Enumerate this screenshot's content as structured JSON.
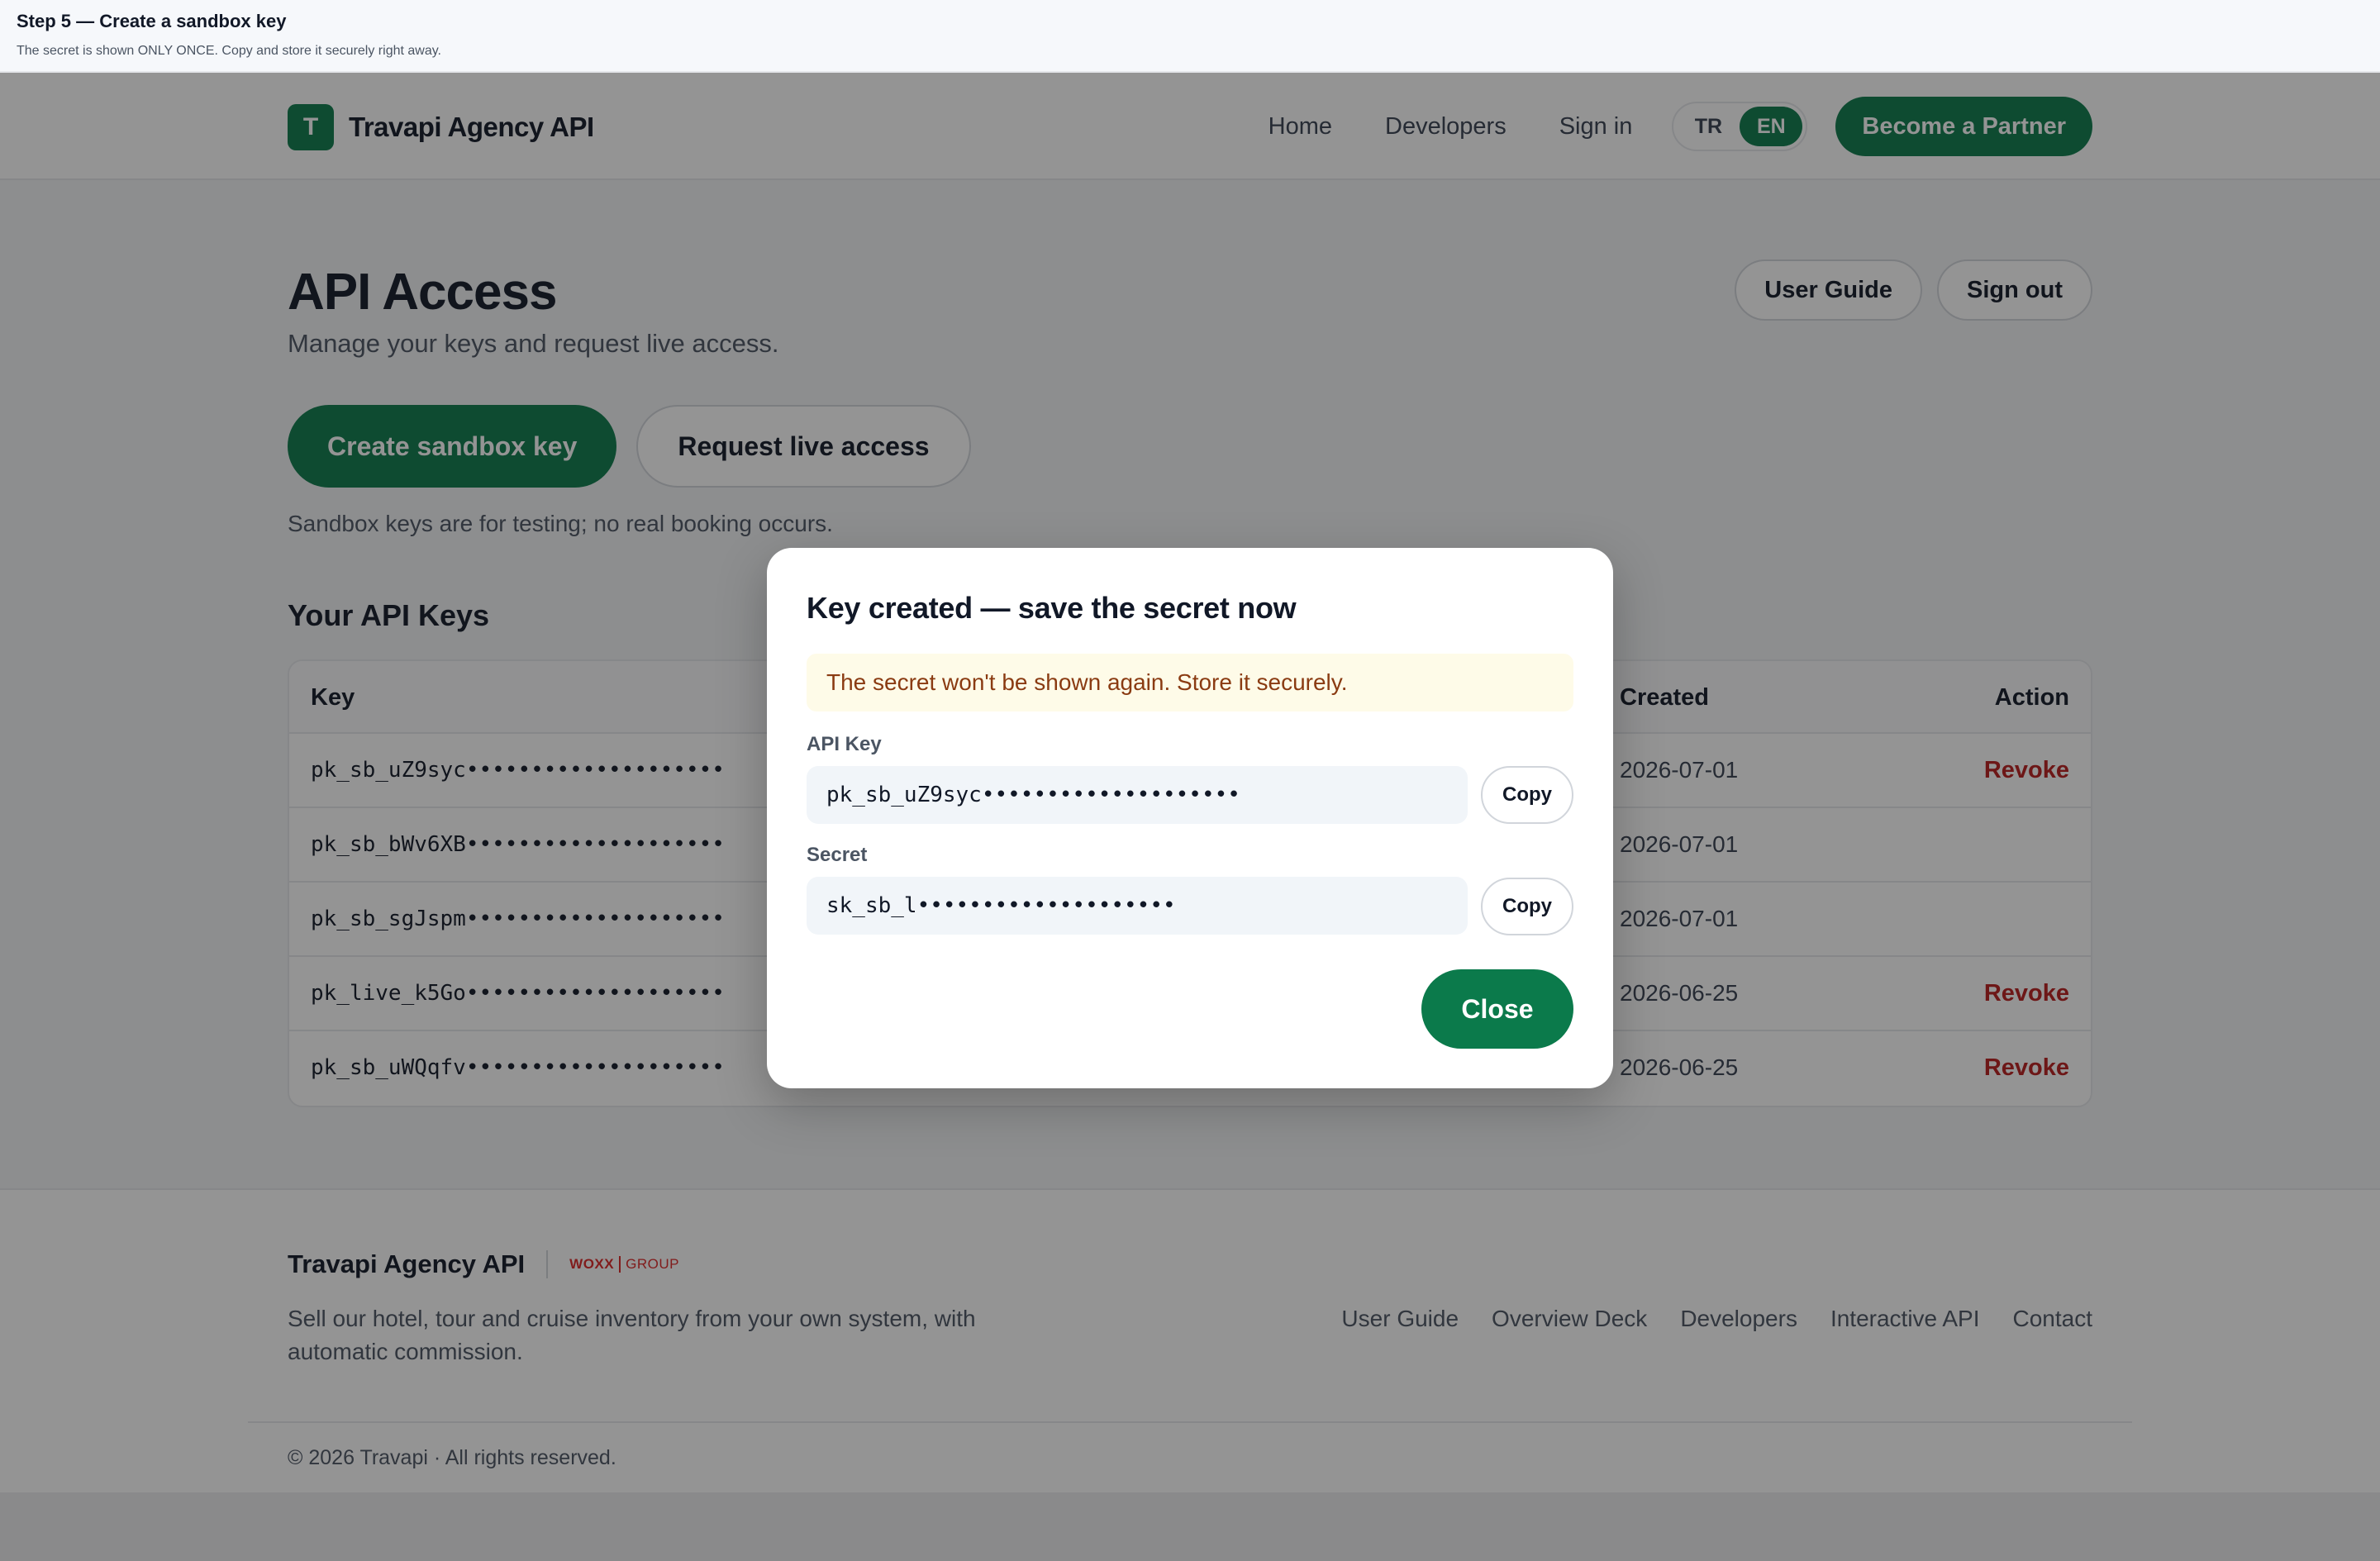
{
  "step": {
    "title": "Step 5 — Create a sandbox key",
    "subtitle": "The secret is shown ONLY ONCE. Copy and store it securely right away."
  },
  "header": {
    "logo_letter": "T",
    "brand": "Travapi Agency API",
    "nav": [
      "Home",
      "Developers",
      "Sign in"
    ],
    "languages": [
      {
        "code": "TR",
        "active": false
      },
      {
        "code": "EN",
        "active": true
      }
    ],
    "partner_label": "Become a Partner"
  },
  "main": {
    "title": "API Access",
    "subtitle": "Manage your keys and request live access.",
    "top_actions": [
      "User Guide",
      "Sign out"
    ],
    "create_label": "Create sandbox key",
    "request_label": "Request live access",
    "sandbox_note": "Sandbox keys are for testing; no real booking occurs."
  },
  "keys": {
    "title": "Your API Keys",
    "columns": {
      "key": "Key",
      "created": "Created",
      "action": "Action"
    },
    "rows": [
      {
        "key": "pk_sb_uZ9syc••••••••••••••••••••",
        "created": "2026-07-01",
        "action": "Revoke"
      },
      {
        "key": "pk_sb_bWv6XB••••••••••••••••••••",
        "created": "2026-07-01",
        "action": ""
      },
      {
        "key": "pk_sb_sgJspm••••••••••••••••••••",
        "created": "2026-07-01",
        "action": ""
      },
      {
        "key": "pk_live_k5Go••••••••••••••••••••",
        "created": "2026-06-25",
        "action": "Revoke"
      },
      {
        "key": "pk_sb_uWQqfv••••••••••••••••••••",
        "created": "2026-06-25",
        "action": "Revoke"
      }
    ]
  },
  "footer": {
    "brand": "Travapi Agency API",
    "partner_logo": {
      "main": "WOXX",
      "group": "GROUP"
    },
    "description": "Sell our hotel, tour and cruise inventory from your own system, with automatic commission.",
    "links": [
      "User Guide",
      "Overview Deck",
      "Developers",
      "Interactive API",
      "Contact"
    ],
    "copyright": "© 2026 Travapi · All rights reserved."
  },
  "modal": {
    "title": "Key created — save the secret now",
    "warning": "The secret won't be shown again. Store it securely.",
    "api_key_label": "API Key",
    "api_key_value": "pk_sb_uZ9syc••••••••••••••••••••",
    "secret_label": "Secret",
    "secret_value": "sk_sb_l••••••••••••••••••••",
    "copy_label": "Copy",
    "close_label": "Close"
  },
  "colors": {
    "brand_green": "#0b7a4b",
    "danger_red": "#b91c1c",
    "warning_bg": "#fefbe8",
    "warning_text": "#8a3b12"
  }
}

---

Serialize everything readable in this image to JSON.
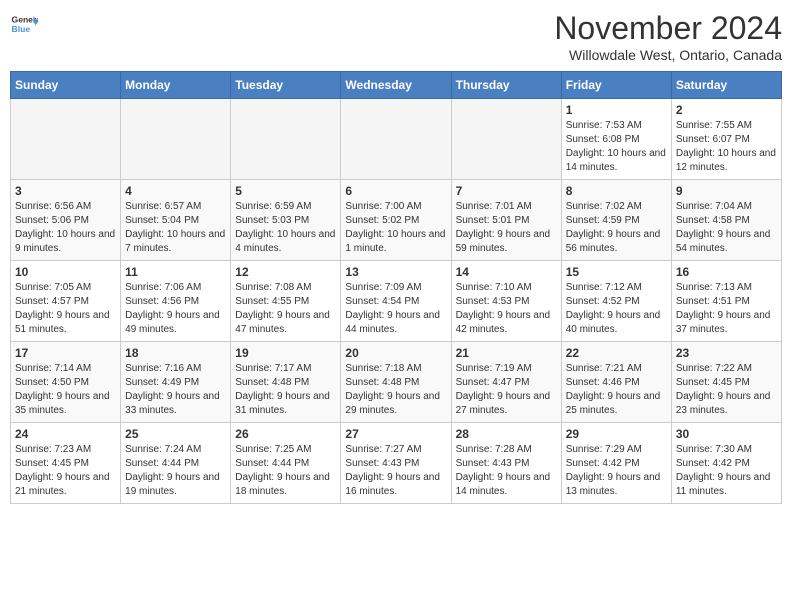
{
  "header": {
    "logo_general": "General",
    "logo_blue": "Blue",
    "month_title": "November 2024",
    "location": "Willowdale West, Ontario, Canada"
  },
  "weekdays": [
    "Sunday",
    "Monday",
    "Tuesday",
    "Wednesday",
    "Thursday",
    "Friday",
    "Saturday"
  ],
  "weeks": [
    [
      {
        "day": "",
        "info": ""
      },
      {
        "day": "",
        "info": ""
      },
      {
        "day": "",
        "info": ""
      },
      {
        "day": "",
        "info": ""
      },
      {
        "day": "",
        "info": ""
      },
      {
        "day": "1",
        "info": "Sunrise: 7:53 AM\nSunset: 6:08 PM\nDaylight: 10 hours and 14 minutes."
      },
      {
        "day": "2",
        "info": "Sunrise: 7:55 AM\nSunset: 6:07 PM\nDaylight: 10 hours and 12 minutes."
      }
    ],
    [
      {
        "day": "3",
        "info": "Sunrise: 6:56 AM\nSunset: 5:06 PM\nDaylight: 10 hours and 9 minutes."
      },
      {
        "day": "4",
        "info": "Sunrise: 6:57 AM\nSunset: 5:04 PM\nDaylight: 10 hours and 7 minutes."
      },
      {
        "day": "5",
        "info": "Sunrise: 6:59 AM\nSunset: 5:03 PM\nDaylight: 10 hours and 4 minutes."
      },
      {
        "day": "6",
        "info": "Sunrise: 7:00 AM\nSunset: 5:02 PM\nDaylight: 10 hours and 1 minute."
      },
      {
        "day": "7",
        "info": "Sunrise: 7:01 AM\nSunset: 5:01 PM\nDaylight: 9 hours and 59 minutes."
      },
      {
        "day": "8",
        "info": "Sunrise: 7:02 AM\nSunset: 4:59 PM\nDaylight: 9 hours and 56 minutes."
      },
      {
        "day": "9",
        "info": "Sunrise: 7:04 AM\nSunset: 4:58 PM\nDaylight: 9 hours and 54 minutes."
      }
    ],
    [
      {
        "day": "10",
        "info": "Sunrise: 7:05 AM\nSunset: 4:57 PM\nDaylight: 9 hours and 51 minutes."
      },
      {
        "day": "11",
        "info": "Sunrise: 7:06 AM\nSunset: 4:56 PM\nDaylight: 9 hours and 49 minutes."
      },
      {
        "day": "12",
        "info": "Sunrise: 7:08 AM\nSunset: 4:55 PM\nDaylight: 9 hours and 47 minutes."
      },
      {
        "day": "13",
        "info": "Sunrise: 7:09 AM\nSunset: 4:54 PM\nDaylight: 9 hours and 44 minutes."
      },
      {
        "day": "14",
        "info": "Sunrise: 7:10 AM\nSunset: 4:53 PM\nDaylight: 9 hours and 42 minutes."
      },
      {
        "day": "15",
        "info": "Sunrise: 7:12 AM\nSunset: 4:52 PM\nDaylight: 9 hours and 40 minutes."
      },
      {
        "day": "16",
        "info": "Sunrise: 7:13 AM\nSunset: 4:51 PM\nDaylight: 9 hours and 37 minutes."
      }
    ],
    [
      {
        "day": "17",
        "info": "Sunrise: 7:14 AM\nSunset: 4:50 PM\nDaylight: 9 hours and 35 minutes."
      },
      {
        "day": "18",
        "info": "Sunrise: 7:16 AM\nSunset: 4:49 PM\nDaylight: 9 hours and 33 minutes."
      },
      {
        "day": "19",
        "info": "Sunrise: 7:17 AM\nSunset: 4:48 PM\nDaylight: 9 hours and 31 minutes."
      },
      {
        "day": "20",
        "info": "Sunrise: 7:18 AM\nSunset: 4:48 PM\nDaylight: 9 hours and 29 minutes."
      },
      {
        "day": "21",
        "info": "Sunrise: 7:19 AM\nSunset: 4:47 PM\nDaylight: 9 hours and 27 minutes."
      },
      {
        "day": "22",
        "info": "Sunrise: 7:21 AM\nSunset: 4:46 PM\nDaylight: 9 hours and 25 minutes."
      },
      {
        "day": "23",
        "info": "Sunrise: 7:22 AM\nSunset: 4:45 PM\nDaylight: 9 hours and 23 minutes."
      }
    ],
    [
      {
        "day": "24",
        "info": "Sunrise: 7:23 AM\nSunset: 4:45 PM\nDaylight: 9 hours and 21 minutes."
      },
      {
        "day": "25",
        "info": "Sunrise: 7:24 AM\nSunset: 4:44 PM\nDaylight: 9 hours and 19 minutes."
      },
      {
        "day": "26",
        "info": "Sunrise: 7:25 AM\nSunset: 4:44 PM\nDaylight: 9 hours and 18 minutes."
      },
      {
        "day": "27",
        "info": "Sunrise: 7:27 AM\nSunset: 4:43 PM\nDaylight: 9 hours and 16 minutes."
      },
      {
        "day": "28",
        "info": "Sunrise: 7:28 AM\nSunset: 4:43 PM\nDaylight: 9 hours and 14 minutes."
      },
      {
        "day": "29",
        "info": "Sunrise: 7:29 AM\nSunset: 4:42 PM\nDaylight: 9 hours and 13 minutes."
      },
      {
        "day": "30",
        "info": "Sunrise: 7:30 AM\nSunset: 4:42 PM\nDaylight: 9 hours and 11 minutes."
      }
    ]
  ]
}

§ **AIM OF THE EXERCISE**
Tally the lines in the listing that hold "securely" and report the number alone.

§ **SOLUTION BELOW**
2